Cumulonimbus are clouds related to storms. Because of its configuration, some electrification mechanisms are produced within this type of clouds which may lead to lightning formation.
While it is true that the mechanisms of electrification and precipitation can interfere between them, they are actually independent mechanisms with local influence. This means that within a specific area of a cloud there can be a build-up of electrical charge enough to make lightning occur whereas precipitation might not yet be in a mature phase or it might be happening in a different area.
Besides, there are other mechanisms which can also cause electrical charge to build up under certain conditions. As a consequence of this electrification, lightning can occur.
Examples of these other mechanisms could be:
- Sandstorms, where friction of sand particles causes electrification
- Volcano eruptions, because of the high temperatures
- Changes in air quality, due to either local or transported air pollution and also to certain ionization processes that develop in mountainous areas or on high structures under the influence of electric fields.

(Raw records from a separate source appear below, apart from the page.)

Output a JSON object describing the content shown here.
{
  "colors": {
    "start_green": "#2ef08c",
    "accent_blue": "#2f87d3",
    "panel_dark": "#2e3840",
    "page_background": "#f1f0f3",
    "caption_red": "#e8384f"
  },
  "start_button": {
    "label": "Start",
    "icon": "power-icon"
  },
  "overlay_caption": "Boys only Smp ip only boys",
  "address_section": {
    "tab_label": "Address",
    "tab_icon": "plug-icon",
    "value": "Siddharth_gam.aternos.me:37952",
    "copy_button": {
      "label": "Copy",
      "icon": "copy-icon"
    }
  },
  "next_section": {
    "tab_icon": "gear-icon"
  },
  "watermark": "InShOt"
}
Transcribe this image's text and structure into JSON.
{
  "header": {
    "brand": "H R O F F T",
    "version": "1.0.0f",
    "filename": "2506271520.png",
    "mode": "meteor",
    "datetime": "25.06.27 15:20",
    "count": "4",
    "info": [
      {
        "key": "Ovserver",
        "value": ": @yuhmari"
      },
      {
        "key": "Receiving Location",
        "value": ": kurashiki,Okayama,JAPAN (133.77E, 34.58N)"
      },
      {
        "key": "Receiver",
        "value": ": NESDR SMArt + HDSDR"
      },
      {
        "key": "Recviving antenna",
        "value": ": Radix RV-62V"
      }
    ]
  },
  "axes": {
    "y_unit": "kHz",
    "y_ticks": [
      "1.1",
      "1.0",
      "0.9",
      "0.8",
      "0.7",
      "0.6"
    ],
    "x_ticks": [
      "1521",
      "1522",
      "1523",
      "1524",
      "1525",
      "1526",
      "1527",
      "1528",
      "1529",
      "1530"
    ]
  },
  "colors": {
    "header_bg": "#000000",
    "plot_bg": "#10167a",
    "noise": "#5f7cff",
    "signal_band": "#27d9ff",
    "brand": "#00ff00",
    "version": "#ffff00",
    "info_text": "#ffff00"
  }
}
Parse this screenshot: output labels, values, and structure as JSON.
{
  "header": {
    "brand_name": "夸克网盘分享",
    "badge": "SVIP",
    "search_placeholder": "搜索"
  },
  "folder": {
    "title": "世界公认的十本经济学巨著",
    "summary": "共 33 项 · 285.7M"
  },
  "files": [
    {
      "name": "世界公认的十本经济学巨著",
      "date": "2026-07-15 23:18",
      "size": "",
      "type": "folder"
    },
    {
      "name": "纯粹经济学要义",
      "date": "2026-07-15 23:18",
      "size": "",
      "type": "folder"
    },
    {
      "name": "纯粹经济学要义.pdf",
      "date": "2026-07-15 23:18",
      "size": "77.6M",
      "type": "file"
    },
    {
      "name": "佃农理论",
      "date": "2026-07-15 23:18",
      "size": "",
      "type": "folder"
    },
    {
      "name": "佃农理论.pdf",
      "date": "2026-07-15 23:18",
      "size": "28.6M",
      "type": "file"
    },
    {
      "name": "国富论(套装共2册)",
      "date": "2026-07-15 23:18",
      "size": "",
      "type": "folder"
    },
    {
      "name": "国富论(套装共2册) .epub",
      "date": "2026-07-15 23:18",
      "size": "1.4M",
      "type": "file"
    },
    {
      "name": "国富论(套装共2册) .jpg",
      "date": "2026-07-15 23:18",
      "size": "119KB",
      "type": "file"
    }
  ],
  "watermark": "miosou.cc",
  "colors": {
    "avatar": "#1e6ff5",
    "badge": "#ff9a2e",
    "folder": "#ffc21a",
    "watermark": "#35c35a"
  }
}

In conclusion: even though lightning under raining conditions is very frequent, it can also occur without any sign of precipitation.